WIT Press


Mutagen Formation Potential Of River Water And Removal Of Mutagen Precursor By Activated Carbon

Price

Free (open access)

Paper DOI

10.2495/RM070491

Volume

104

Pages

10

Published

2007

Size

347 kb

Author(s)

H. Takanashi, T. Nakajima, A. Ohki, S. Kokubu, M. Hirata & T. Hano

Abstract

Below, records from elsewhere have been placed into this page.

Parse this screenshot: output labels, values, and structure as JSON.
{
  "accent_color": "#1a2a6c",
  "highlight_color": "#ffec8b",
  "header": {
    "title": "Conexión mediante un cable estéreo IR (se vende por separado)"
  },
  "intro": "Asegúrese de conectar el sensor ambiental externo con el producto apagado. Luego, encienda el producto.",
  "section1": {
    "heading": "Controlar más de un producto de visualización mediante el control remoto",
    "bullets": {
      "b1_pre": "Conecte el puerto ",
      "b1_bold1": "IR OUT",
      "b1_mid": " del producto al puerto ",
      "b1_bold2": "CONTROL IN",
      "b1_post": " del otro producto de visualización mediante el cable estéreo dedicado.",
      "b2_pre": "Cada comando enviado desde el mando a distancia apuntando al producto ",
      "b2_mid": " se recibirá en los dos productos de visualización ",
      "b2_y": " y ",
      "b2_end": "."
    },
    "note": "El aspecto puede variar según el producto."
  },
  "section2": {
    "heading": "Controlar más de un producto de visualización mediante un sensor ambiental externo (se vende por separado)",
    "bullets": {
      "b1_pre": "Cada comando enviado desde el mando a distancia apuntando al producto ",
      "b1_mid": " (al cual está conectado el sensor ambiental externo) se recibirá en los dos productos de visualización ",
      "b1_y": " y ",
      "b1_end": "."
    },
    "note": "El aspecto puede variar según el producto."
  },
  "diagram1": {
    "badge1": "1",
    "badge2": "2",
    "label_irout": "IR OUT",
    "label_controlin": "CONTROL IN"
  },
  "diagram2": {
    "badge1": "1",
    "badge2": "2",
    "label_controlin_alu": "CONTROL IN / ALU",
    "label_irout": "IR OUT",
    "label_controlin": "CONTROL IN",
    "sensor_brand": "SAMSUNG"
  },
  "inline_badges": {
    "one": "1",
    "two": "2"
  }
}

The mutagen formation potential (MFP) was measured for the river water, the raw sewage and the effluent of the sewage works by means of the Ames Salmonella mutagenicity assay. MFP of the river water samples ranged from 1,200 to 22,000 net revertant colonies per liter of sample water. MFP of the effluent was from 5,300 to 22,000 net revertant colonies per liter. This survey showed that the removal percentages of dissolved organic carbon (DOC) at the sewage works were 62.0-79.3%. It also showed that MFP reductions at the same sewage works were 37.5-62.9%. There was no significant correlation observed between MFP and organic matter concentration for the river water samples. However, a weak correlation between ammonia nitrogen and MFP was observed for the same river water samples. These results indicate that MFP cannot be accurately estimated by use of the conventional water quality indices. When the samples contain a high concentration of ammonia nitrogen, it is difficult to control the amount of free chlorine dosages stoichiometrically, possibly resulting in the overdose of chlorine. An overdose of chlorine may cause further formation of mutagens. The isotherm of mutagen precursors adsorption onto the activated carbon (OL 20x50), which was purchased from Calgon Mitsubishi Chemical Corporation, was studied using river water in order to explore the means of removing mutagen precursors from raw water used for the water supply. The adsorption isotherm attained fit well into the Freundlich model. Keywords: Ames Salmonella assay, chlorination, mutagenicity, mutagen formation potential, river water, sewage, activated carbon, adsorption isotherm.

Keywords

Ames Salmonella assay, chlorination, mutagenicity, mutagen formation potential, river water, sewage, activated carbon, adsorption isotherm.